How to complete this task | Write the data below out again, with each line matching the original.

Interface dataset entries

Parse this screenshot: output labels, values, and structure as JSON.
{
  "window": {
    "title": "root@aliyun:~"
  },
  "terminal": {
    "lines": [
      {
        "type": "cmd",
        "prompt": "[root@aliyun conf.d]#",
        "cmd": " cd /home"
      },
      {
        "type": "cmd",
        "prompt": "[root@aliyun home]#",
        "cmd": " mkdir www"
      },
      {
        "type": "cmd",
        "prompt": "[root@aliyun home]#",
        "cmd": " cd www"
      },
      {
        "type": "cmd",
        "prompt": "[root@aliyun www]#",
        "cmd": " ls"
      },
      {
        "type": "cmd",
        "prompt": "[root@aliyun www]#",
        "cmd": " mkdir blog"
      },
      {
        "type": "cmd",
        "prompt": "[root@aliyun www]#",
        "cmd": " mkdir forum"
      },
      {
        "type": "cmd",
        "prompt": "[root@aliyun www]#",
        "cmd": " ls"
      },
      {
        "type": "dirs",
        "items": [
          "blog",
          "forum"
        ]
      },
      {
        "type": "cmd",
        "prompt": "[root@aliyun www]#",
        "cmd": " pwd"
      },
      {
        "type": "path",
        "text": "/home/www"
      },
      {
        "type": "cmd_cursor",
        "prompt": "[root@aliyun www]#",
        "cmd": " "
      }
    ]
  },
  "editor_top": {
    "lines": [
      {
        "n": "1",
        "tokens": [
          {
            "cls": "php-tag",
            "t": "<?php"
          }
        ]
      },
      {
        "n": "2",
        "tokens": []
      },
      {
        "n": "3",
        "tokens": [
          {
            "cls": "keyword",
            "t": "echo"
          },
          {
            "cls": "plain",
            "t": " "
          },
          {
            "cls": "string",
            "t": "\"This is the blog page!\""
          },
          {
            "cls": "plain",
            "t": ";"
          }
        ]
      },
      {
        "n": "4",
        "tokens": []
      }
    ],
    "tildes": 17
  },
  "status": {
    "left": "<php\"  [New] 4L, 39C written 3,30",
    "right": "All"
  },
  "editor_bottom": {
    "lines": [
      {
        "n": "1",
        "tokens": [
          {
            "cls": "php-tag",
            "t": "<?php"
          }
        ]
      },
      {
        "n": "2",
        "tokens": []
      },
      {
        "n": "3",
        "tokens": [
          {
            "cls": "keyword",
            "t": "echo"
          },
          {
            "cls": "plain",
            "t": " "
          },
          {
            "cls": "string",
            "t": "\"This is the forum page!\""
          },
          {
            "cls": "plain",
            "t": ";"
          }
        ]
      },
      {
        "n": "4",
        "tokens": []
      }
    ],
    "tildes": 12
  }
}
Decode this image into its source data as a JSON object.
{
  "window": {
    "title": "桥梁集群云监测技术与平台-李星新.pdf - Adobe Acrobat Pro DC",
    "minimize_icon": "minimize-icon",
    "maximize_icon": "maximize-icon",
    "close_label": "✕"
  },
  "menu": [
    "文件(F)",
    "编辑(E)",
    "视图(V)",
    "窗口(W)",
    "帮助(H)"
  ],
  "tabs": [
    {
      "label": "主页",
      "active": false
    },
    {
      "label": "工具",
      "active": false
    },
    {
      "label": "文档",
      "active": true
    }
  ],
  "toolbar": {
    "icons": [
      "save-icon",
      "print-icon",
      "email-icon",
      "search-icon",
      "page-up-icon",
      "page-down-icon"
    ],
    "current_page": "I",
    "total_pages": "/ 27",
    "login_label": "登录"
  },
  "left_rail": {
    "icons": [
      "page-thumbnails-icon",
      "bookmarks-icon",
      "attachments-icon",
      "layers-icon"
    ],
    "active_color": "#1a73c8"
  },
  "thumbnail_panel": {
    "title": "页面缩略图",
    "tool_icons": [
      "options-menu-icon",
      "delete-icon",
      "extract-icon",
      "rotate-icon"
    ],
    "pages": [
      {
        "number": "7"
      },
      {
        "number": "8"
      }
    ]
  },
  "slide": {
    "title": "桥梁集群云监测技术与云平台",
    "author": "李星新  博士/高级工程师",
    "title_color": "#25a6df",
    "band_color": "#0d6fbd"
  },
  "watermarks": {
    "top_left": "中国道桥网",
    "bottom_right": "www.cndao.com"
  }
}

Completed task |
Parse this screenshot: output labels, values, and structure as JSON.
{
  "window": {
    "title": "root@aliyun:~"
  },
  "terminal": {
    "lines": [
      {
        "type": "cmd",
        "prompt": "[root@aliyun conf.d]#",
        "cmd": " cd /home"
      },
      {
        "type": "cmd",
        "prompt": "[root@aliyun home]#",
        "cmd": " mkdir www"
      },
      {
        "type": "cmd",
        "prompt": "[root@aliyun home]#",
        "cmd": " cd www"
      },
      {
        "type": "cmd",
        "prompt": "[root@aliyun www]#",
        "cmd": " ls"
      },
      {
        "type": "cmd",
        "prompt": "[root@aliyun www]#",
        "cmd": " mkdir blog"
      },
      {
        "type": "cmd",
        "prompt": "[root@aliyun www]#",
        "cmd": " mkdir forum"
      },
      {
        "type": "cmd",
        "prompt": "[root@aliyun www]#",
        "cmd": " ls"
      },
      {
        "type": "dirs",
        "items": [
          "blog",
          "forum"
        ]
      },
      {
        "type": "cmd",
        "prompt": "[root@aliyun www]#",
        "cmd": " pwd"
      },
      {
        "type": "path",
        "text": "/home/www"
      },
      {
        "type": "cmd_cursor",
        "prompt": "[root@aliyun www]#",
        "cmd": " "
      }
    ]
  },
  "editor_top": {
    "lines": [
      {
        "n": "1",
        "tokens": [
          {
            "cls": "php-tag",
            "t": "<?php"
          }
        ]
      },
      {
        "n": "2",
        "tokens": []
      },
      {
        "n": "3",
        "tokens": [
          {
            "cls": "keyword",
            "t": "echo"
          },
          {
            "cls": "plain",
            "t": " "
          },
          {
            "cls": "string",
            "t": "\"This is the blog page!\""
          },
          {
            "cls": "plain",
            "t": ";"
          }
        ]
      },
      {
        "n": "4",
        "tokens": []
      }
    ],
    "tildes": 17
  },
  "status": {
    "left": "<php\"  [New] 4L, 39C written 3,30",
    "right": "All"
  },
  "editor_bottom": {
    "lines": [
      {
        "n": "1",
        "tokens": [
          {
            "cls": "php-tag",
            "t": "<?php"
          }
        ]
      },
      {
        "n": "2",
        "tokens": []
      },
      {
        "n": "3",
        "tokens": [
          {
            "cls": "keyword",
            "t": "echo"
          },
          {
            "cls": "plain",
            "t": " "
          },
          {
            "cls": "string",
            "t": "\"This is the forum page!\""
          },
          {
            "cls": "plain",
            "t": ";"
          }
        ]
      },
      {
        "n": "4",
        "tokens": []
      }
    ],
    "tildes": 12
  }
}
Decode this image into its source data as a JSON object.
{
  "window": {
    "title": "桥梁集群云监测技术与平台-李星新.pdf - Adobe Acrobat Pro DC",
    "minimize_icon": "minimize-icon",
    "maximize_icon": "maximize-icon",
    "close_label": "✕"
  },
  "menu": [
    "文件(F)",
    "编辑(E)",
    "视图(V)",
    "窗口(W)",
    "帮助(H)"
  ],
  "tabs": [
    {
      "label": "主页",
      "active": false
    },
    {
      "label": "工具",
      "active": false
    },
    {
      "label": "文档",
      "active": true
    }
  ],
  "toolbar": {
    "icons": [
      "save-icon",
      "print-icon",
      "email-icon",
      "search-icon",
      "page-up-icon",
      "page-down-icon"
    ],
    "current_page": "I",
    "total_pages": "/ 27",
    "login_label": "登录"
  },
  "left_rail": {
    "icons": [
      "page-thumbnails-icon",
      "bookmarks-icon",
      "attachments-icon",
      "layers-icon"
    ],
    "active_color": "#1a73c8"
  },
  "thumbnail_panel": {
    "title": "页面缩略图",
    "tool_icons": [
      "options-menu-icon",
      "delete-icon",
      "extract-icon",
      "rotate-icon"
    ],
    "pages": [
      {
        "number": "7"
      },
      {
        "number": "8"
      }
    ]
  },
  "slide": {
    "title": "桥梁集群云监测技术与云平台",
    "author": "李星新  博士/高级工程师",
    "title_color": "#25a6df",
    "band_color": "#0d6fbd"
  },
  "watermarks": {
    "top_left": "中国道桥网",
    "bottom_right": "www.cndao.com"
  }
}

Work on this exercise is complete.